▶ [WHAT YOU ARE ASKED TO DO] Copy every entry exactly as given, minus the images.

▶ [DATA EXCERPTS]

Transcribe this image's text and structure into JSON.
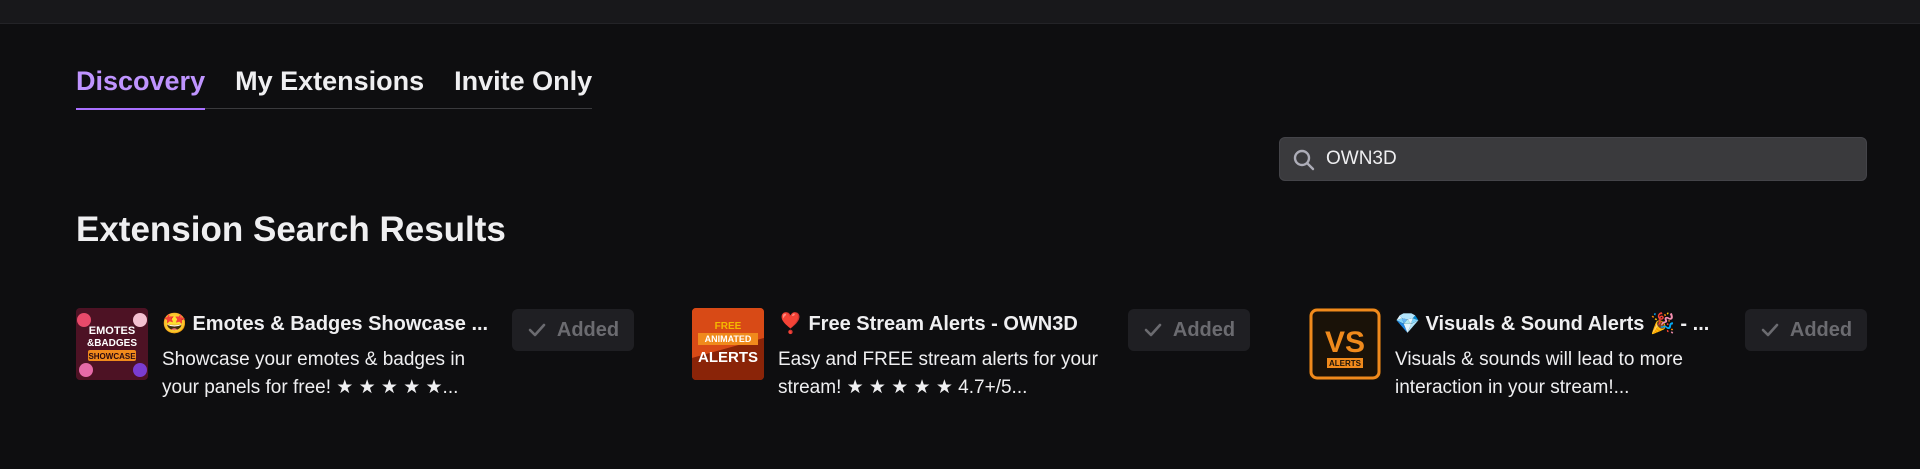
{
  "tabs": [
    {
      "label": "Discovery",
      "active": true
    },
    {
      "label": "My Extensions",
      "active": false
    },
    {
      "label": "Invite Only",
      "active": false
    }
  ],
  "search": {
    "value": "OWN3D",
    "icon": "search-icon"
  },
  "heading": "Extension Search Results",
  "results": [
    {
      "title": "🤩 Emotes & Badges Showcase ...",
      "description": "Showcase your emotes & badges in your panels for free! ★ ★ ★ ★ ★...",
      "button_label": "Added",
      "thumbnail_text": [
        "EMOTES",
        "&BADGES",
        "SHOWCASE"
      ]
    },
    {
      "title": "❣️ Free Stream Alerts - OWN3D",
      "description": "Easy and FREE stream alerts for your stream! ★ ★ ★ ★ ★ 4.7+/5...",
      "button_label": "Added",
      "thumbnail_text": [
        "FREE",
        "ANIMATED",
        "ALERTS"
      ]
    },
    {
      "title": "💎 Visuals & Sound Alerts 🎉 - ...",
      "description": "Visuals & sounds will lead to more interaction in your stream!...",
      "button_label": "Added",
      "thumbnail_text": [
        "VS",
        "ALERTS"
      ]
    }
  ],
  "colors": {
    "background": "#0e0e10",
    "accent": "#bf94ff",
    "star": "#f5b800"
  }
}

▶ [TASK RESULT]
Transcribe this image's text and structure into JSON.
{
  "tabs": [
    {
      "label": "Discovery",
      "active": true
    },
    {
      "label": "My Extensions",
      "active": false
    },
    {
      "label": "Invite Only",
      "active": false
    }
  ],
  "search": {
    "value": "OWN3D",
    "icon": "search-icon"
  },
  "heading": "Extension Search Results",
  "results": [
    {
      "title": "🤩 Emotes & Badges Showcase ...",
      "description": "Showcase your emotes & badges in your panels for free! ★ ★ ★ ★ ★...",
      "button_label": "Added",
      "thumbnail_text": [
        "EMOTES",
        "&BADGES",
        "SHOWCASE"
      ]
    },
    {
      "title": "❣️ Free Stream Alerts - OWN3D",
      "description": "Easy and FREE stream alerts for your stream! ★ ★ ★ ★ ★ 4.7+/5...",
      "button_label": "Added",
      "thumbnail_text": [
        "FREE",
        "ANIMATED",
        "ALERTS"
      ]
    },
    {
      "title": "💎 Visuals & Sound Alerts 🎉 - ...",
      "description": "Visuals & sounds will lead to more interaction in your stream!...",
      "button_label": "Added",
      "thumbnail_text": [
        "VS",
        "ALERTS"
      ]
    }
  ],
  "colors": {
    "background": "#0e0e10",
    "accent": "#bf94ff",
    "star": "#f5b800"
  }
}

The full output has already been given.